There is still much confusion regarding the distribution of this species and T. purpurascens. Collectors would confer a favor by gathering fruit as well as flowers. "This species is never glandular, so that all specimens with glandular pubescence are apparently referable to T. purpurascens."
(3057.) T. venulosum, Trelease, Proced. Bos. Soc. Nat. Hist., XXIII., 302.

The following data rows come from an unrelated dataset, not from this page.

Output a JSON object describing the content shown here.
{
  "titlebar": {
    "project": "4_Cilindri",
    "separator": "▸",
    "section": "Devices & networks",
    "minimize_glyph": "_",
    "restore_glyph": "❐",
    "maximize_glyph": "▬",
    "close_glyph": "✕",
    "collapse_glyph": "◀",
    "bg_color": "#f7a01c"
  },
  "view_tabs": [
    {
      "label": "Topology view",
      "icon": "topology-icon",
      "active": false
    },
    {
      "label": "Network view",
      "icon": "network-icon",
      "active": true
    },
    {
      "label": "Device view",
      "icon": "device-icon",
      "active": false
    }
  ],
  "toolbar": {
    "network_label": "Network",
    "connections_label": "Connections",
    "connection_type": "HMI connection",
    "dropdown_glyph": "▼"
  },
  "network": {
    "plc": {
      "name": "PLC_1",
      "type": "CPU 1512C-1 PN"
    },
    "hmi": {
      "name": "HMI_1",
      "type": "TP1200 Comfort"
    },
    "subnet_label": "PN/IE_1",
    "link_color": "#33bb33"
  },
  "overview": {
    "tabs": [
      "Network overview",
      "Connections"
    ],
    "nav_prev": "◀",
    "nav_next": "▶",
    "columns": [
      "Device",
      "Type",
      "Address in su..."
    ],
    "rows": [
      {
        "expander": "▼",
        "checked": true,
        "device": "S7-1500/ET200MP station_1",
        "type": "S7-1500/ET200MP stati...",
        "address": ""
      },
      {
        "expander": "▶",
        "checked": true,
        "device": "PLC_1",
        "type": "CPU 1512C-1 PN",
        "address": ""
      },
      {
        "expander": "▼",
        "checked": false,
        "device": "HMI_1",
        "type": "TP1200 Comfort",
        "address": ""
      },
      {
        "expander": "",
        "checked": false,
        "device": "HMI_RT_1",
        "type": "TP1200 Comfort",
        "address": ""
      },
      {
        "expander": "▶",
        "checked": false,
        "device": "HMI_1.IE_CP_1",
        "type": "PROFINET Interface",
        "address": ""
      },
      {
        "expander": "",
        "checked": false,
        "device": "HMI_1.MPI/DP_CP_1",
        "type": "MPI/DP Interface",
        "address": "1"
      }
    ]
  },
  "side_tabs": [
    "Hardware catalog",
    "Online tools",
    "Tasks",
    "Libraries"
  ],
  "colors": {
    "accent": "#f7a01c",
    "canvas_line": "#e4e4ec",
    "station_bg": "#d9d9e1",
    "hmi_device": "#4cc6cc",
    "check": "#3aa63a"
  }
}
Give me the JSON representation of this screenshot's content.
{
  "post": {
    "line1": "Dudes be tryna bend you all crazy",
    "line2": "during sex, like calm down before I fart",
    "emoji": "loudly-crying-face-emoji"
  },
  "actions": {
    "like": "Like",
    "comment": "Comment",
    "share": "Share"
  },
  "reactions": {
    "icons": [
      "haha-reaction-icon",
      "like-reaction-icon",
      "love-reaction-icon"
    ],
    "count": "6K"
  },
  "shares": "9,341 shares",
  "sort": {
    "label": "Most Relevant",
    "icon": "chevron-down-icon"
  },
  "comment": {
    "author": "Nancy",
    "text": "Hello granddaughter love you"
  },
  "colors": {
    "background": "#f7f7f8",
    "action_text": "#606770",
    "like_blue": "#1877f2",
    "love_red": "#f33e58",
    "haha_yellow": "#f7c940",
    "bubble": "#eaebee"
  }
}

"Glabrous and glaucous, the stem, petioles and sepals purple-tinted, the foliage typically pale or whitened. Stem simple, erect, 7-20 inches high. Stem leaves 2-3, long petioles, 3-4 ternate. Leaflets approximated, short stalked, moderately firm, rounded and lobedat the apex as in T. dioicum, the lower surface rugose-veiny. Panicle simple, narrow, its short erect branches few-flowered. Flowers dioecious, small. Sepals ovate. Stamens 10-20, on slender filaments; anthers oblong, slender-pointed. Achenia about eight, nearly sessile, 4 mm. long, ovoid tapering into a straight beak; thick-walled and otherwise similar to those of T. dioicum except that they are two-edged and commonly with one less groove on each side. Stigma sagittate. Seed ovid, pointed at one end, 1X2 mm., filling the ovary." British America. (Franklin Expedition.) Saskatchewan region. (Bourgeau.) On the Nechacco River, Northern British Columbia, 1875. (Macoun.)